The reality is that it's not very complicated. There's room for three venues on the site. This can happen with minimal disruption and team displacement, as follows: 1) Build a new baseball stadium in the parking lot immediately north of the current Coliseum. If the Coliseum becomes unusable during construction, fine — move the A's to San Francisco for a season or two, and stick the Raiders in Santa Clara. 2) Demolish the current Coliseum and build the Raiders a new venue on the existing footprint or just south of it. 3) Develop the area, do what you will with Oracle Arena, and reap the benefits as a city.
The conflict between the A's and Raiders doesn't exist.
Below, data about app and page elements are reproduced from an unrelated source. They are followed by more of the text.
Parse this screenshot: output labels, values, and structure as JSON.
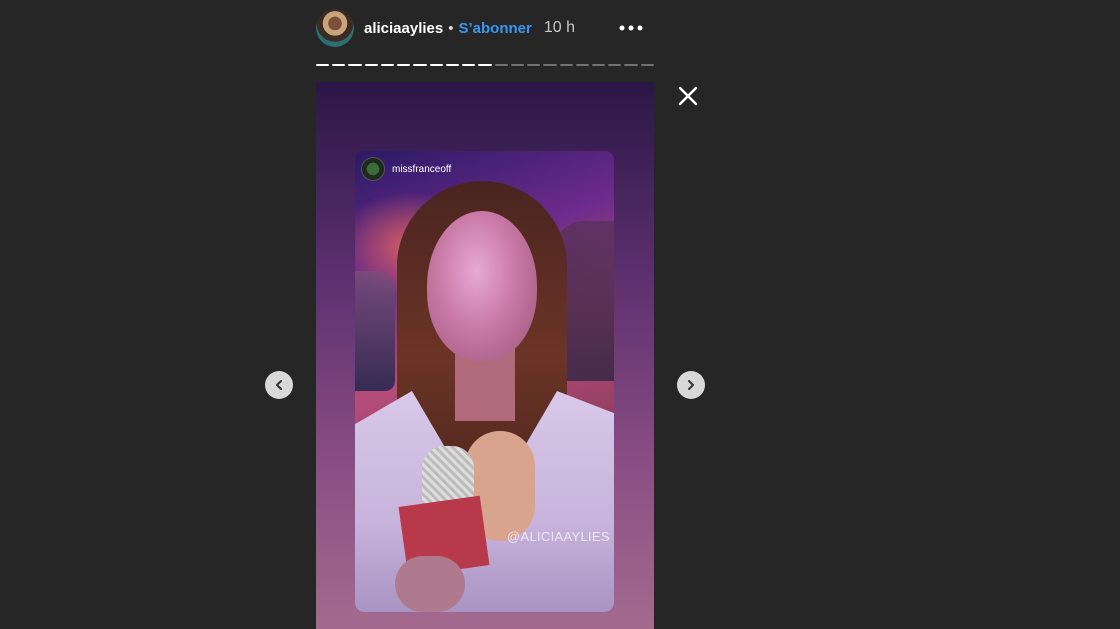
{
  "header": {
    "username": "aliciaaylies",
    "separator": "•",
    "follow_label": "S’abonner",
    "time": "10 h"
  },
  "story": {
    "progress": {
      "total_segments": 21,
      "completed_segments": 11
    },
    "repost": {
      "username": "missfranceoff",
      "mention": "@ALICIAAYLIES"
    }
  },
  "icons": {
    "more": "more-horizontal-icon",
    "close": "close-icon",
    "prev": "chevron-left-icon",
    "next": "chevron-right-icon"
  },
  "colors": {
    "background": "#262626",
    "follow": "#3897f0",
    "nav_button": "#d8d8d8"
  }
}
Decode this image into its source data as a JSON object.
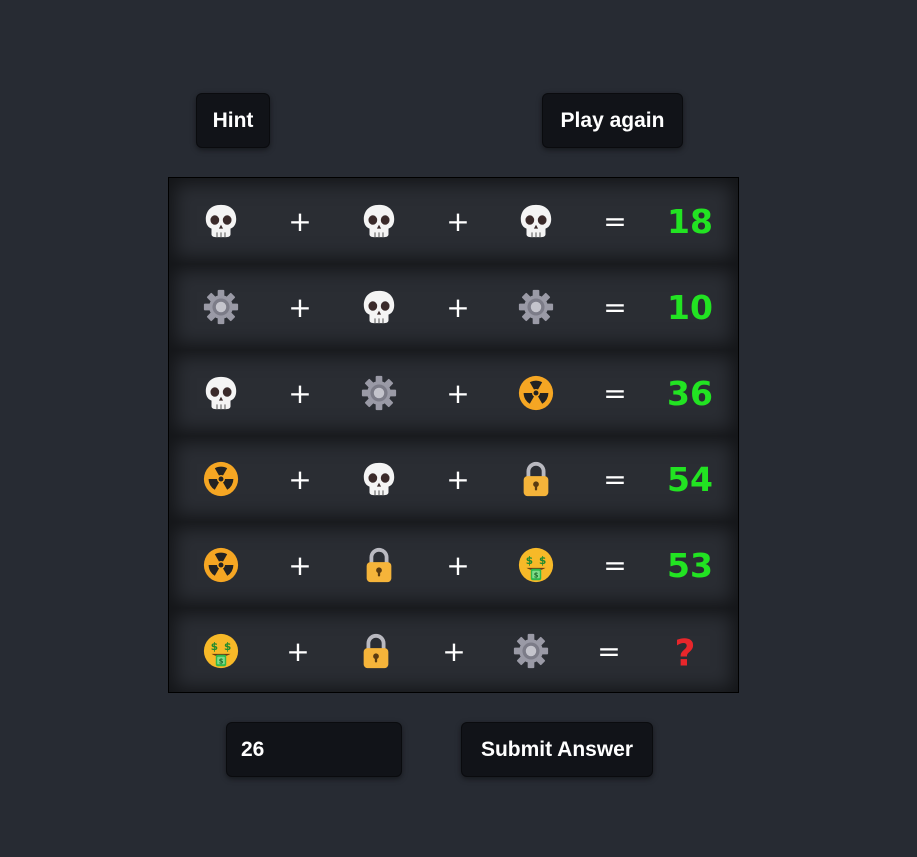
{
  "controls": {
    "hint_label": "Hint",
    "play_again_label": "Play again",
    "answer_value": "26",
    "submit_label": "Submit Answer"
  },
  "colors": {
    "background": "#272b33",
    "button": "#111318",
    "result_green": "#22e322",
    "question_red": "#e8262b"
  },
  "puzzle": {
    "rows": [
      {
        "items": [
          "skull-icon",
          "skull-icon",
          "skull-icon"
        ],
        "ops": [
          "+",
          "+"
        ],
        "equals": "=",
        "result": "18"
      },
      {
        "items": [
          "gear-icon",
          "skull-icon",
          "gear-icon"
        ],
        "ops": [
          "+",
          "+"
        ],
        "equals": "=",
        "result": "10"
      },
      {
        "items": [
          "skull-icon",
          "gear-icon",
          "radioactive-icon"
        ],
        "ops": [
          "+",
          "+"
        ],
        "equals": "=",
        "result": "36"
      },
      {
        "items": [
          "radioactive-icon",
          "skull-icon",
          "lock-icon"
        ],
        "ops": [
          "+",
          "+"
        ],
        "equals": "=",
        "result": "54"
      },
      {
        "items": [
          "radioactive-icon",
          "lock-icon",
          "money-mouth-face-icon"
        ],
        "ops": [
          "+",
          "+"
        ],
        "equals": "=",
        "result": "53"
      },
      {
        "items": [
          "money-mouth-face-icon",
          "lock-icon",
          "gear-icon"
        ],
        "ops": [
          "+",
          "+"
        ],
        "equals": "=",
        "result": "?"
      }
    ]
  }
}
There's room for both teams, and both seem to have concluded that the Coliseum site is the best place for them to play in the long term. If Quan wants to make it happen, the time is now. The Raiders are on board. The A's are starting to look like they're on board. The Warriors are gone, but so what?
Bear in mind that Quan was the first pick of less than 25% of Oakland residents in the 2010 mayoral election; she won because the City of Oakland uses ranked-choice voting, meaning votes from people who ranked her as their second or third choice for mayor ended up carrying her to a win.
But regardless of the means of election, Quan is the mayor. And for all her whining about how Lew Wolff isn't open to staying in Oakland, her latest stance is unbelievable. She has the opportunity to lock up her town's baseball team for at least five years, in all likelihood 10, and somehow the line of thinking is that it's productive to stonewall the A's into making a ridiculous and illogical commitment without having any leverage or a real proposal to back it up.
Quan's re-election bid doesn't look too rosy at the moment. But whether she wins or not, let's hope that whoever is at Oakland's helm throughout the next few years — which will likely include a new MLB commissioner, unless Bud Selig amends the CBA to allow zombies to remain in office indefinitely — is willing to do what it takes to keep their town's teams, instead of the stream of head-scratching decisions we've seen from the current administration. San Jose is still very much a possibility, and the Raiders or A's staying in Oakland is far from a good bet. Let's get serious, Mayor Quan.